In the bill of exceptions signed by the two attorneys, there is no averment or allegation that the trial judge refused to sign the bill as tendered, and therefore section 99-17-43, supra, which allows attorneys to sign a bill of exceptions did not become available to or operative in favor of the appellant. When appellant accepted and filed the bill as modified by the trial judge, he was bound by its contents and it is presumed that the bill signed by the trial judge was with the consent of the appellant. By filing the judge's bill of exceptions dated March 19, which had deleted the remarks in question and which purported to show that the judge overruled appellant's objection to the deleted remarks, the appellant waived any matters not included in it. 4A C.J.S. Appeal and Error § 891a, at 833 (1957). Therefore, the appellant is precluded from relying upon the instrument signed by the two attorneys. Diddlemeyer v. State, 234 So. 2d 292, cert. denied 400 U.S. 917, 91 S. Ct. 177, 27 L. Ed. 2d 157 (1970); Wortham v. State, 219 So. 2d 923 (Miss. 1969); McGee v. State, 40 So. 2d 160 (Miss. 1949), appeal dismissed and cert. denied 338 U.S. 805, 70 S. Ct. 77, 94 L. Ed. 487 (1949). It is noted that both bills of exception set forth certain other improper jury argument of Assistant District Attorney Royals which was objected to by the appellant whose objection was sustained.
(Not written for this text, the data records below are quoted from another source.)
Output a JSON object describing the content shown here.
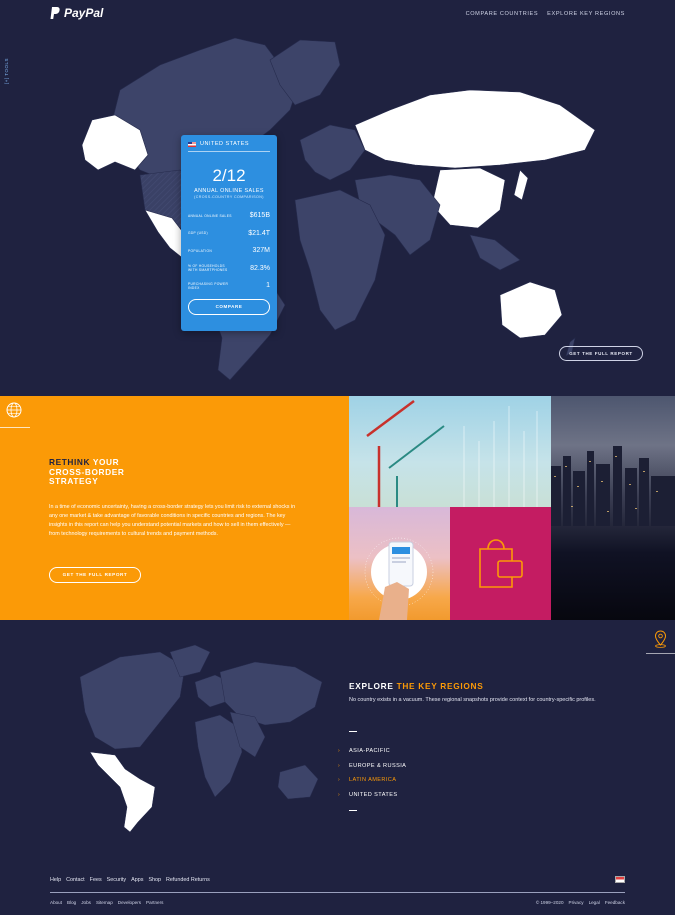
{
  "header": {
    "brand": "PayPal",
    "nav": [
      "COMPARE COUNTRIES",
      "EXPLORE KEY REGIONS"
    ],
    "side_tab": "[+] TOOLS"
  },
  "card": {
    "country": "UNITED STATES",
    "rank": "2/12",
    "rank_label": "ANNUAL ONLINE SALES",
    "rank_sub": "(CROSS-COUNTRY COMPARISON)",
    "stats": [
      {
        "label": "ANNUAL ONLINE SALES",
        "value": "$615B"
      },
      {
        "label": "GDP (USD)",
        "value": "$21.4T"
      },
      {
        "label": "POPULATION",
        "value": "327M"
      },
      {
        "label": "% OF HOUSEHOLDS WITH SMARTPHONES",
        "value": "82.3%"
      },
      {
        "label": "PURCHASING POWER INDEX",
        "value": "1"
      }
    ],
    "button": "COMPARE"
  },
  "hero_report_button": "GET THE FULL REPORT",
  "rethink": {
    "headline_w1": "RETHINK",
    "headline_w2": "YOUR",
    "headline_rest": "CROSS-BORDER STRATEGY",
    "body": "In a time of economic uncertainty, having a cross-border strategy lets you limit risk to external shocks in any one market & take advantage of favorable conditions in specific countries and regions. The key insights in this report can help you understand potential markets and how to sell in them effectively — from technology requirements to cultural trends and payment methods.",
    "button": "GET THE FULL REPORT"
  },
  "explore": {
    "title_w1": "EXPLORE",
    "title_hl": "THE KEY REGIONS",
    "desc": "No country exists in a vacuum. These regional snapshots provide context for country-specific profiles.",
    "regions": [
      {
        "label": "ASIA-PACIFIC",
        "active": false
      },
      {
        "label": "EUROPE & RUSSIA",
        "active": false
      },
      {
        "label": "LATIN AMERICA",
        "active": true
      },
      {
        "label": "UNITED STATES",
        "active": false
      }
    ]
  },
  "footer": {
    "top_links": [
      "Help",
      "Contact",
      "Fees",
      "Security",
      "Apps",
      "Shop",
      "Refunded Returns"
    ],
    "bottom_links": [
      "About",
      "Blog",
      "Jobs",
      "Sitemap",
      "Developers",
      "Partners"
    ],
    "legal": [
      "© 1999–2020",
      "Privacy",
      "Legal",
      "Feedback"
    ]
  },
  "colors": {
    "background": "#1f2240",
    "accent_orange": "#fb9a07",
    "card_blue": "#2d8fe0",
    "magenta": "#c41c62",
    "map_land": "#3d4469",
    "map_highlight": "#ffffff"
  }
}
Even if the argument complained of was properly before us it would not amount to reversible error on the facts and circumstances of this case. While the argument (if made) was not proper, it does not affirmatively appear from the whole record that the judgment appealed from "resulted in a miscarriage of justice" as provided in Rule 11 of the Rules of the Mississippi Supreme Court. Trial courts are allowed considerable discretion to determine whether or not the conduct of an attorney during a trial is so prejudicial that an objection should be sustained or a new trial granted. Roberson v. State, 257 So. 2d 505 (Miss. 1972). If it were admitted that the argument complained of was in fact made, in the context of the whole record we could not say that the appellant's right to a fair trial was prejudiced. Dozier v. State, 257 So. 2d 857 (Miss. 1972).
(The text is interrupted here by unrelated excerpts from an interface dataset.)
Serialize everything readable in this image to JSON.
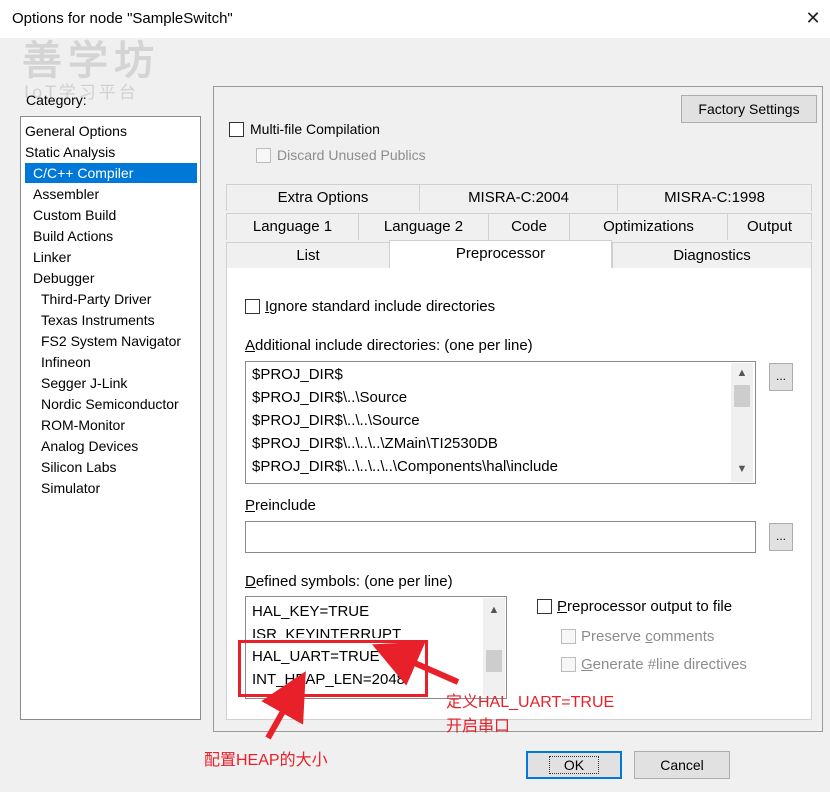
{
  "window": {
    "title": "Options for node \"SampleSwitch\"",
    "close_glyph": "✕"
  },
  "watermark": {
    "main": "善学坊",
    "sub": "IoT学习平台"
  },
  "category": {
    "label": "Category:",
    "items": [
      "General Options",
      "Static Analysis",
      "C/C++ Compiler",
      "Assembler",
      "Custom Build",
      "Build Actions",
      "Linker",
      "Debugger",
      "Third-Party Driver",
      "Texas Instruments",
      "FS2 System Navigator",
      "Infineon",
      "Segger J-Link",
      "Nordic Semiconductor",
      "ROM-Monitor",
      "Analog Devices",
      "Silicon Labs",
      "Simulator"
    ]
  },
  "factory_settings": "Factory Settings",
  "multi_file": "Multi-file Compilation",
  "discard_unused": "Discard Unused Publics",
  "tabs": {
    "row1": [
      "Extra Options",
      "MISRA-C:2004",
      "MISRA-C:1998"
    ],
    "row2": [
      "Language 1",
      "Language 2",
      "Code",
      "Optimizations",
      "Output"
    ],
    "row3": [
      "List",
      "Preprocessor",
      "Diagnostics"
    ]
  },
  "preprocessor": {
    "ignore_std_pre": "I",
    "ignore_std_post": "gnore standard include directories",
    "additional_pre": "A",
    "additional_post": "dditional include directories: (one per line)",
    "include_dirs": [
      "$PROJ_DIR$",
      "$PROJ_DIR$\\..\\Source",
      "$PROJ_DIR$\\..\\..\\Source",
      "$PROJ_DIR$\\..\\..\\..\\ZMain\\TI2530DB",
      "$PROJ_DIR$\\..\\..\\..\\..\\Components\\hal\\include"
    ],
    "preinclude_pre": "P",
    "preinclude_post": "reinclude",
    "defined_pre": "D",
    "defined_post": "efined symbols: (one per line)",
    "symbols": [
      "HAL_KEY=TRUE",
      "ISR_KEYINTERRUPT",
      "HAL_UART=TRUE",
      "INT_HEAP_LEN=2048"
    ],
    "output_to_file_pre": "P",
    "output_to_file_post": "reprocessor output to file",
    "preserve_pre": "Preserve ",
    "preserve_u": "c",
    "preserve_post": "omments",
    "generate_pre": "G",
    "generate_post": "enerate #line directives",
    "ellipsis": "..."
  },
  "buttons": {
    "ok": "OK",
    "cancel": "Cancel"
  },
  "annotations": {
    "uart_line1": "定义HAL_UART=TRUE",
    "uart_line2": "开启串口",
    "heap": "配置HEAP的大小"
  },
  "colors": {
    "selection": "#0078d7",
    "annotation": "#e8202a"
  }
}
The appellant also argues that he was denied his right to a speedy trial and his right to a fair and impartial jury. The delay complained of was less than a month, which cannot be said to be reversible error since no prejudice was shown to have resulted. Craig v. State, 284 So. 2d 57 (Miss. 1973); Brown v. State, 217 So. 2d 521 (Miss. 1969). Regarding the contention that appellant was denied his right to a fair and impartial jury because a juror "made false statements concerning his knowledge of the defense attorney," his motion for a new trial was not accompanied by appropriate affidavits of both appellant and his attorney, neither of whom testified under oath that he was unaware of the situation during the trial. Bickcom *706 v. State, 286 So. 2d 823 (Miss. 1973); Hilbun v. State, 167 Miss. 725, 148 So. 365 (1933).
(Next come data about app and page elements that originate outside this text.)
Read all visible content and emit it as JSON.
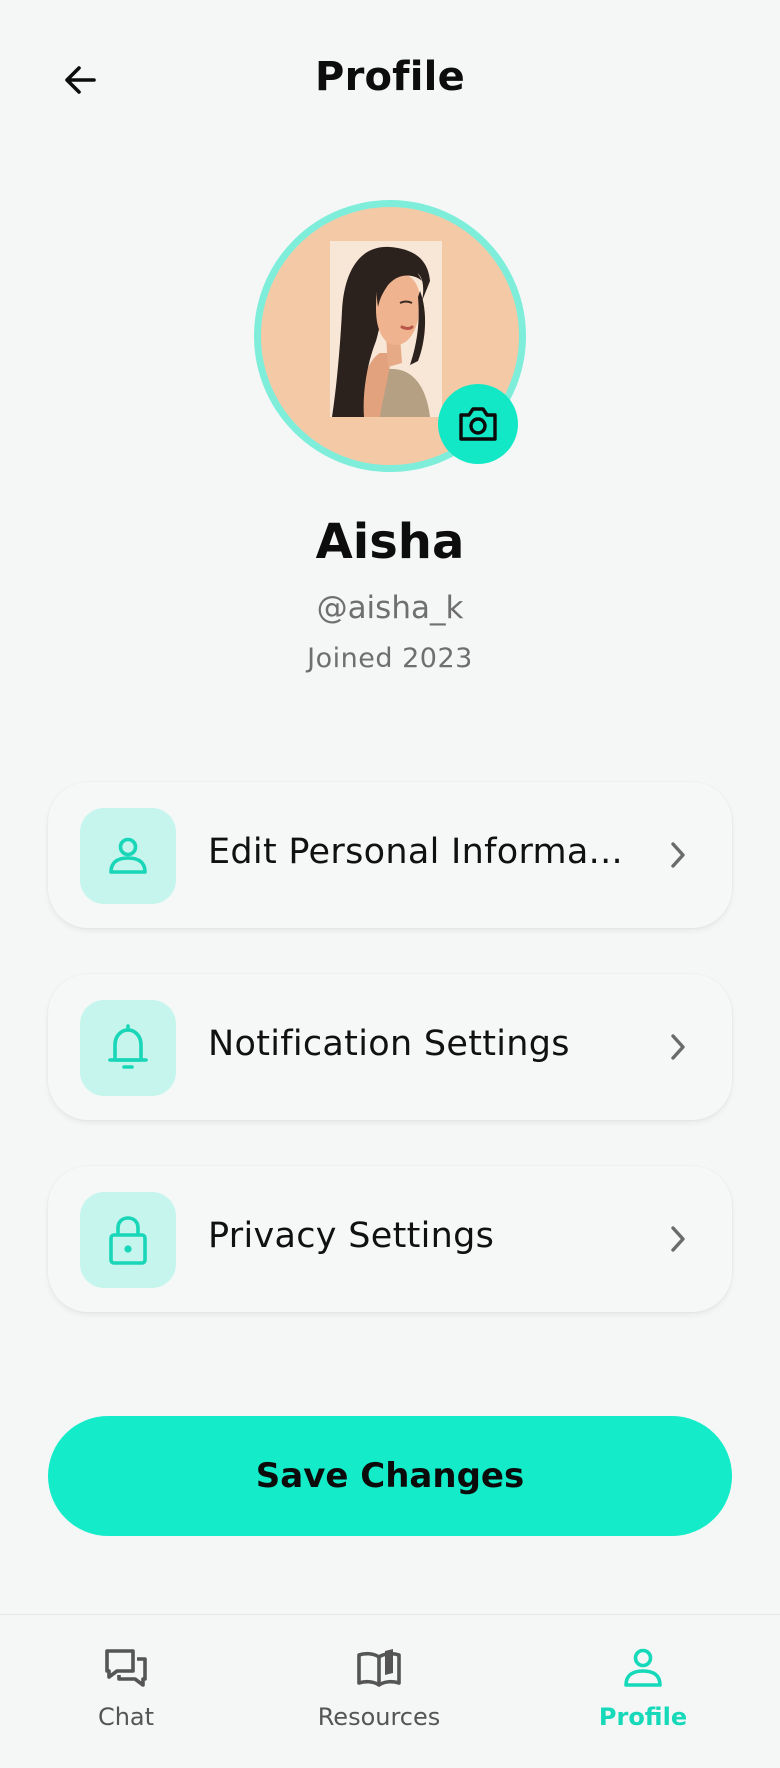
{
  "header": {
    "title": "Profile"
  },
  "profile": {
    "name": "Aisha",
    "handle": "@aisha_k",
    "joined": "Joined 2023"
  },
  "menu": [
    {
      "label": "Edit Personal Informa...",
      "icon": "person-icon"
    },
    {
      "label": "Notification Settings",
      "icon": "bell-icon"
    },
    {
      "label": "Privacy Settings",
      "icon": "lock-icon"
    }
  ],
  "save_button": {
    "label": "Save Changes"
  },
  "bottom_nav": [
    {
      "label": "Chat",
      "icon": "chat-icon",
      "active": false
    },
    {
      "label": "Resources",
      "icon": "book-icon",
      "active": false
    },
    {
      "label": "Profile",
      "icon": "person-icon",
      "active": true
    }
  ],
  "colors": {
    "accent": "#13ebc9",
    "accent_light": "#c5f5ec",
    "avatar_ring": "#7eeedb",
    "active_nav": "#16d9b9"
  }
}
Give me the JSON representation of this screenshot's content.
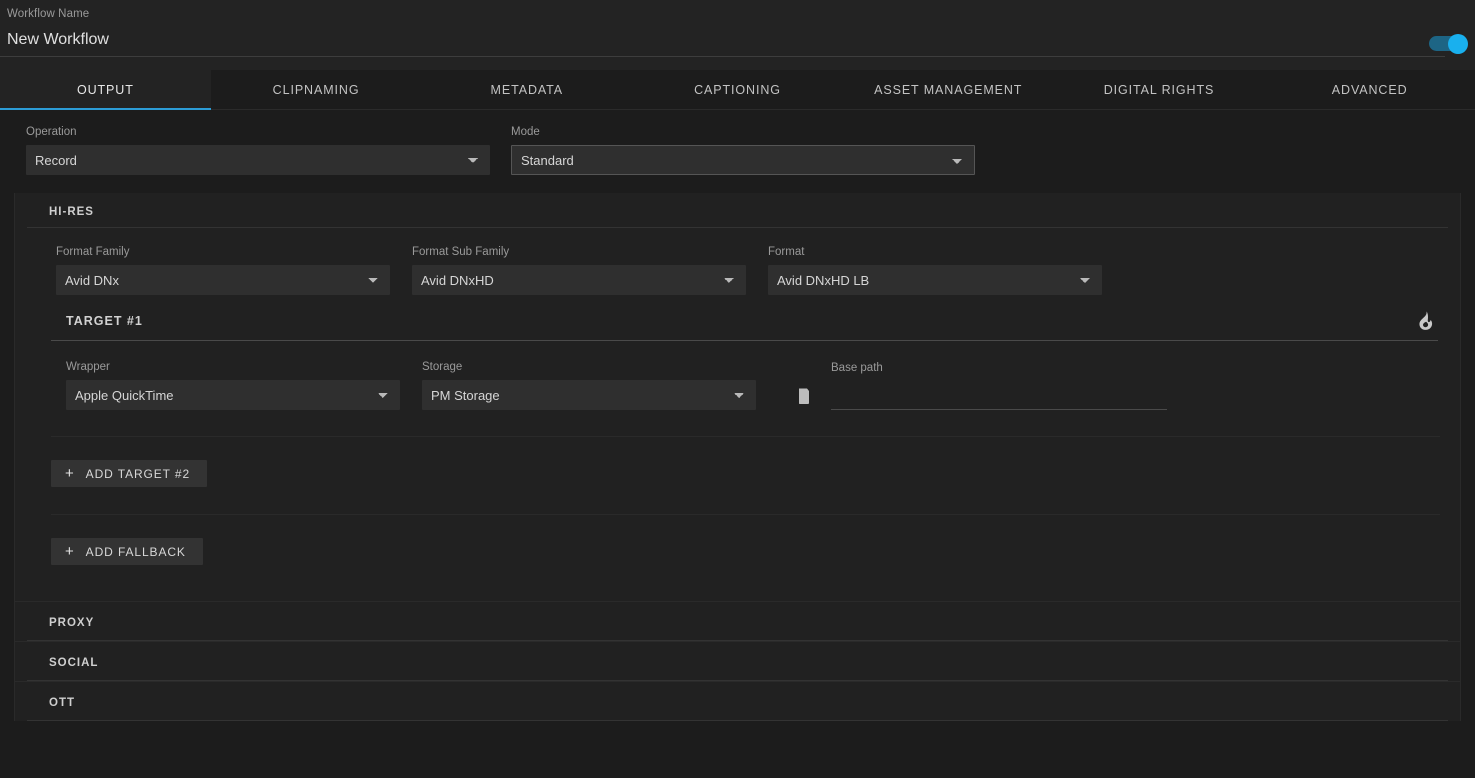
{
  "header": {
    "workflow_name_label": "Workflow Name",
    "workflow_name": "New Workflow",
    "toggle_state": "on",
    "accent_color": "#19b0ee"
  },
  "tabs": [
    {
      "label": "OUTPUT",
      "active": true
    },
    {
      "label": "CLIPNAMING",
      "active": false
    },
    {
      "label": "METADATA",
      "active": false
    },
    {
      "label": "CAPTIONING",
      "active": false
    },
    {
      "label": "ASSET MANAGEMENT",
      "active": false
    },
    {
      "label": "DIGITAL RIGHTS",
      "active": false
    },
    {
      "label": "ADVANCED",
      "active": false
    }
  ],
  "top_fields": {
    "operation": {
      "label": "Operation",
      "value": "Record"
    },
    "mode": {
      "label": "Mode",
      "value": "Standard"
    }
  },
  "hires": {
    "title": "HI-RES",
    "format_family": {
      "label": "Format Family",
      "value": "Avid DNx"
    },
    "format_sub_family": {
      "label": "Format Sub Family",
      "value": "Avid DNxHD"
    },
    "format": {
      "label": "Format",
      "value": "Avid DNxHD LB"
    },
    "target": {
      "title": "TARGET #1",
      "flame_icon": "flame-icon",
      "wrapper": {
        "label": "Wrapper",
        "value": "Apple QuickTime"
      },
      "storage": {
        "label": "Storage",
        "value": "PM Storage"
      },
      "base_path": {
        "label": "Base path",
        "value": "",
        "placeholder": "",
        "icon": "folder-icon"
      }
    },
    "add_target_button": "ADD TARGET #2",
    "add_fallback_button": "ADD FALLBACK",
    "plus_glyph": "+"
  },
  "sections": [
    {
      "title": "PROXY"
    },
    {
      "title": "SOCIAL"
    },
    {
      "title": "OTT"
    }
  ]
}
While the jury could have accepted the appellant's testimony that what he did to the prosecutrix was with her consent and cooperation, the jury had a right to accept as true the testimony given by her and the other state witnesses. The jury accepted the state's proof and upon the record we cannot logically conclude that the jury verdict was legally inappropriate. There being no reversible error in the record, the judgment of the lower court will stand.